Kuala Lumpur, Malaysia. The limestone Batu caves are alive with primal energy through the night as millions of Hindu devotees bring offerings to the temple of Lord Murugan after a 25km trek from the companion temple in downtown Kuala Lumpur.
This person – it’s not clear if it’s a man or woman – was very much in a trance, holding the bowl of fire and dancing in a haunting way. Her/his eyes were closed almost all of the time, but knowing when to pause to let an assistant or friend pour more oil into the bowl to keep the fire going. Leaves were waved through the fire, ostensibly for purification or offering. Lit mostly by the fire and the dim lights inside the cave, by her/himself she would have been a spectacle. Yet this was just one of dozens, or even possibly hundreds, of similar scenes going on at the same time.

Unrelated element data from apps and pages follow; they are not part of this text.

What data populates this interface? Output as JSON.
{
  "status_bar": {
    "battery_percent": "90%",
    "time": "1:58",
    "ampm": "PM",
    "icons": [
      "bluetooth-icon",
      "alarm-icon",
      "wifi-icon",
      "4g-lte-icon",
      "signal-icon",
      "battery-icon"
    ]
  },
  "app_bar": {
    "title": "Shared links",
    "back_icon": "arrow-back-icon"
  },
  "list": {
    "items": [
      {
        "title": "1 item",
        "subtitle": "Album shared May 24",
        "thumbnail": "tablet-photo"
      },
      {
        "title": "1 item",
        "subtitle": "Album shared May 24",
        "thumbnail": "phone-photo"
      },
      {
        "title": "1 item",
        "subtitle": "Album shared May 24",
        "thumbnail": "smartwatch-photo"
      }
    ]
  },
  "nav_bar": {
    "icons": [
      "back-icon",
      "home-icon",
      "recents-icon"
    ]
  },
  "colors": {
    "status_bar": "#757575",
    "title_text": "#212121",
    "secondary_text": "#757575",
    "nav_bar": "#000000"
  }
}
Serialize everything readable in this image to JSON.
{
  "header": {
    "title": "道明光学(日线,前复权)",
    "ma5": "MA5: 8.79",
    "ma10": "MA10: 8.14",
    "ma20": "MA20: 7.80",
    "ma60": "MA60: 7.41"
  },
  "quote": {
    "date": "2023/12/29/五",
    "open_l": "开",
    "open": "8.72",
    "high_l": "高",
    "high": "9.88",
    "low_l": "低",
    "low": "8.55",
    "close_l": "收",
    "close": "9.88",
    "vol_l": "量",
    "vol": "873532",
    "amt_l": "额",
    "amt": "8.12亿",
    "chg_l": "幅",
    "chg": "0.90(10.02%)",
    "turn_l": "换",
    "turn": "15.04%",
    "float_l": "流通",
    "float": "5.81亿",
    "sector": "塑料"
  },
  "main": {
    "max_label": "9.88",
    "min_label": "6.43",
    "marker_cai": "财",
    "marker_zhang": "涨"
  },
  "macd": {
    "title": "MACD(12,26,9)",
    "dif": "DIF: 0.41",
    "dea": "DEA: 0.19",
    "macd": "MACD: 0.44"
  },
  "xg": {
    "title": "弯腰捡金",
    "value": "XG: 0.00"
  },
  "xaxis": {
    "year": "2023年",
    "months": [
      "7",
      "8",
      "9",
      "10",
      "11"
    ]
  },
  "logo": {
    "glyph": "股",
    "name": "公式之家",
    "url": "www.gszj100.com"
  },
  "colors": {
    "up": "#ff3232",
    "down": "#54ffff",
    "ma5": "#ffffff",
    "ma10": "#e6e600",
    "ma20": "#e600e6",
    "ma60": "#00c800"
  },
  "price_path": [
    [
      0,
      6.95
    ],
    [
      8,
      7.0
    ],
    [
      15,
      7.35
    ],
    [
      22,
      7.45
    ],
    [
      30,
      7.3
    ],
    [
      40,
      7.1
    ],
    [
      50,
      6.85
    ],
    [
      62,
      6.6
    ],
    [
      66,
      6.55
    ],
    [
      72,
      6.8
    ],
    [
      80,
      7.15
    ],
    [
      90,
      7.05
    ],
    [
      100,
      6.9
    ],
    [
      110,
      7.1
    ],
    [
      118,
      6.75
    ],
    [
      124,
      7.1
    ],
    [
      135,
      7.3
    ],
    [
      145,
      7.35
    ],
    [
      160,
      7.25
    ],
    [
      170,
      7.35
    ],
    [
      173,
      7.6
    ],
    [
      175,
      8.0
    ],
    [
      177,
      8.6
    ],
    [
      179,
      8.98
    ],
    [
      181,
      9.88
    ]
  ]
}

One can’t help but admire millions’ dedication to their faith – and yet at the same time wonder where the divergence lies, because if all religions fundamentally preach the same thing, why do people still lie, cheat, steal and kill? Why is there less and less honor and honesty in this world? I can’t answer that. Towards the end of shooting the sequence, one of her/his assistants advised me not to take so many photos; I probably wouldn’t sleep well that night. Things visit people, he said. I thanked him and left; I’d finished anyway. Most nights I don’t sleep that well, unless I’m absolutely exhausted. Strangely enough, I slept like a deep, satisfying dreamless sleep that night – for a solid eight hours, a lot more than the two or three I normally manage.
What makes people act the way they do? What determines the nature of self? These are the two questions that come to mind after watching a devotee get released from their trance by what is presumably a priest of some sort (bald, at left) though I have also seen the procedure performed by another devotee. The releaser grips the head of the devotee and blows on his forehead; a grimace of pain and he collapses, supported by his friends or family. It can’t be physical pain, becuase he carried a heavy portable shrine 20+km on foot from the main temple in downtown Kuala Lumpur, with offerings of lime and milk pots attached to his flesh via hooks; it looks to be spiritual pain as something is separated inside and his own self is restored. Where does the self go? Why is there pain when it returns, not a sense of happiness or at least familiarity? Instead we see devotees slumped exhausted (understandable) and looking confused, lost and vulnerable. We are but a small, unimportant and impotent part of this world. And timing and luck are pretty much our only ways of being in ‘control’ – for instance, if I wasn’t exactly where I was with exactly the right camera settings and focus set, I wouldn’t have gotten the shot. Could I have controlled the elements, replicated the emotion of the subject? No.
Let’s revisit this exercise from a photographic point of view.
I’ve shot this event three times – in 2008, with a D3; 2011 with a D700; and this year with an M9P. Which was easiest? Without a doubt, the D700. I was using f1.4 or f2 primes with a very capable 8fps low-light body. Which was the hardest? Duh – this year. The M9P is a great photojournalism camera, but very, very challenging to use under these conditions. Subjects were fast moving. Light was uniformly very low, and very erratic; the center weighted meter on the M9P is very careful to protect your highlights, so if you have a few point sources in your frame, you’ll find the camera reporting 1/2000 at ISO 160 is sufficient at night. That means you’re both metering and focusing manually, all when the world is moving around you at a million miles per hour. Oh, and I only had one lens – the 35/1.4 Summilux-M ASPH FLE (which is truly outstanding, by the way.)
But which images did I like the best? Again, the nod goes to the M9P set. There is a disconnect in the D700 images, which are more mature than the D3 images – if I can’t say I’ve improved as a photographer in four years, then I’m not trying hard enough. This year’s set has a rawness and direct connection that is lacking in the other sets; it’s more obvious the further after the event we get. Do I think I could do better next year? I certainly hope so. Would I change equipment? Probably not, actually. MT
The full set is available here on flickr.